PROBLEM: Each entry listed below should be reproduced word for word.

***

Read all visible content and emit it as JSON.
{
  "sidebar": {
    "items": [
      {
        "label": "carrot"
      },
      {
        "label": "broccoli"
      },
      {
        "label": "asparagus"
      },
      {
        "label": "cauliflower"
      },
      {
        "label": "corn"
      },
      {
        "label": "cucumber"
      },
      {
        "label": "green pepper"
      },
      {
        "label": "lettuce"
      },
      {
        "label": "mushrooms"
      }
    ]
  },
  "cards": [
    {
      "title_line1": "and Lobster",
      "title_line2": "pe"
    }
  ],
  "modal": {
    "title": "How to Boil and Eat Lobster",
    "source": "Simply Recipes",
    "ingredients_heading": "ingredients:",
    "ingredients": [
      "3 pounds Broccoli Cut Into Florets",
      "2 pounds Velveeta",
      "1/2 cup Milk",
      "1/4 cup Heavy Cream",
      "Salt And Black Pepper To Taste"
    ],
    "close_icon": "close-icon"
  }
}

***

EXPECTED ANSWER:
Read all visible content and emit it as JSON.
{
  "sidebar": {
    "items": [
      {
        "label": "carrot"
      },
      {
        "label": "broccoli"
      },
      {
        "label": "asparagus"
      },
      {
        "label": "cauliflower"
      },
      {
        "label": "corn"
      },
      {
        "label": "cucumber"
      },
      {
        "label": "green pepper"
      },
      {
        "label": "lettuce"
      },
      {
        "label": "mushrooms"
      }
    ]
  },
  "cards": [
    {
      "title_line1": "and Lobster",
      "title_line2": "pe"
    }
  ],
  "modal": {
    "title": "How to Boil and Eat Lobster",
    "source": "Simply Recipes",
    "ingredients_heading": "ingredients:",
    "ingredients": [
      "3 pounds Broccoli Cut Into Florets",
      "2 pounds Velveeta",
      "1/2 cup Milk",
      "1/4 cup Heavy Cream",
      "Salt And Black Pepper To Taste"
    ],
    "close_icon": "close-icon"
  }
}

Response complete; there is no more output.